The February 11, 2011 FDA Warning Letter to Anelux brought the need for Investigational Device Exemption (IDE) compliance to the forefront. The medical device field is unique in that product development can occur organically, in the clinical setting and outside of the laboratory or R&D facility. Many of our clients in the orthopaedic, cardiac, and urology fields find new product development ideas directly from practicing physicians or nurse practitioners. These devices — developed in the field — are regulated by the FDA. Once the design has progress from idea to prototype, the next tempting step for the health care practitioner is to test the device to determine if it works as they envisioned.

What many of our medical device company clients do not realize is that such “investigations” by the medical professional on new devices are regulated by the FDA. The failure of either party to recognize this unusual area of regulation can be devastating-sometimes killing an asset purchase deal or lowering a licensee fee. If a medical professional fails to follow FDA requirements in testing field developed devices a company may not want to purchase the product or license the design due to potential compliance liabilities.

The FDA regulates all investigations or research that involve one or more human subjects to determine either safety or effectiveness of the medical device (21 C.F.R. § 812.3(h)). Investigational devices include new and previously untested devices, in addition to modifications to legally marketed medical devices. The FDA’s requirements for investigational devices serve to protect human subjects, as described in 21 C.F.R. Part 50.

Clinical evaluations of an investigational device must have an Investigational Device Exemption (IDE) in place before initiation of the study (21 C.F.R. Part 812). An IDE can be obtained directly from an Institutional Review board (IRB) for non-significant risk devices, but significant risk devices must also have FDA approval.

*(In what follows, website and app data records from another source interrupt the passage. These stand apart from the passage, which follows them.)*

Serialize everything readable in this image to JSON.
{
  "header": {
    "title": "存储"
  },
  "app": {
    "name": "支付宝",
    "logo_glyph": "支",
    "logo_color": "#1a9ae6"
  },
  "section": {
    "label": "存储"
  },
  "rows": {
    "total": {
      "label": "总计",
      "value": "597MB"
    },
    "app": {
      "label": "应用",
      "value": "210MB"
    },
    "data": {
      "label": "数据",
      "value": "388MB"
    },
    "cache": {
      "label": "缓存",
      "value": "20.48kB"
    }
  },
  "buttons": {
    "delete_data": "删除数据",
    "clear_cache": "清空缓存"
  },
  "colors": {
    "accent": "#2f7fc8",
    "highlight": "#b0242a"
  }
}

Conducting an investigation under an IDE requires, among other things, informed consent from all patients, labeling for investigational use only, monitoring of the study, and maintenance and submission of required records and reports.

So it begs the question: Are there exemptions to the FDA’s requirements for obtaining an IDE? Yes, an IDE is not required if the device is intended solely for veterinary use or will be used only for research on laboratory animals. Certain diagnostic devices do not require an IDE if the device is noninvasive, does not require invasive sampling, does not introduce energy into the patient, and is not used alone (without confirmation) for diagnosis.

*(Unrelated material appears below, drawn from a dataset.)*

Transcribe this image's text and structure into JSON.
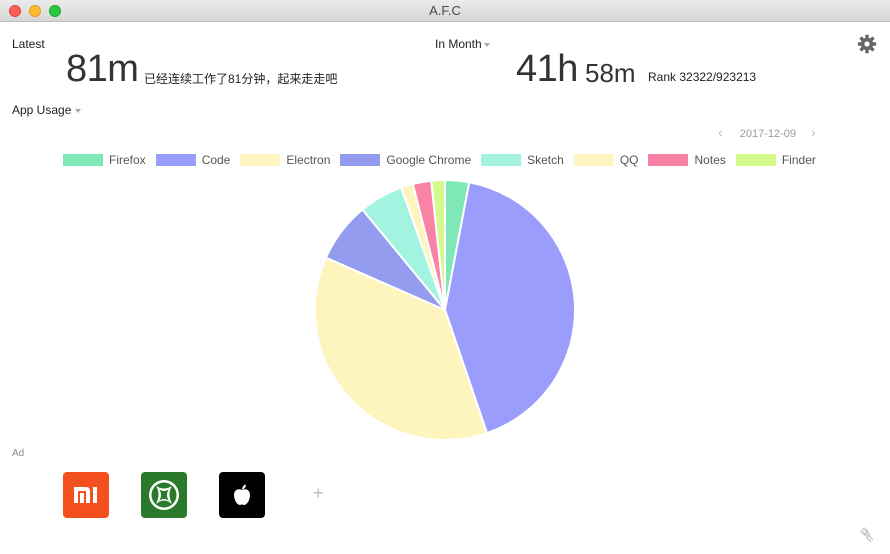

Finally, “custom devices” are exempt from the IDE requirements. A “custom device” is not generally available to, or generally used by, other physicians or dentists; is not generally available in finished form for purchase or for dispensing upon prescription; is not offered for commercial distribution through labeling or advertising; and is intended for use by an individual patient named in the order of a physician or dentist, and is to be made in a specific form for that patient, or is intended to meet the special needs of the physician or dentist in the course of professional practice.

There is a fine line between a medical professional making use of a custom device and investigating a new device that may later be commercialized. Both the device innovator in the field and the company seeking to acquire the technology should be aware of the research requirements and seek to ensure compliance from the beginning.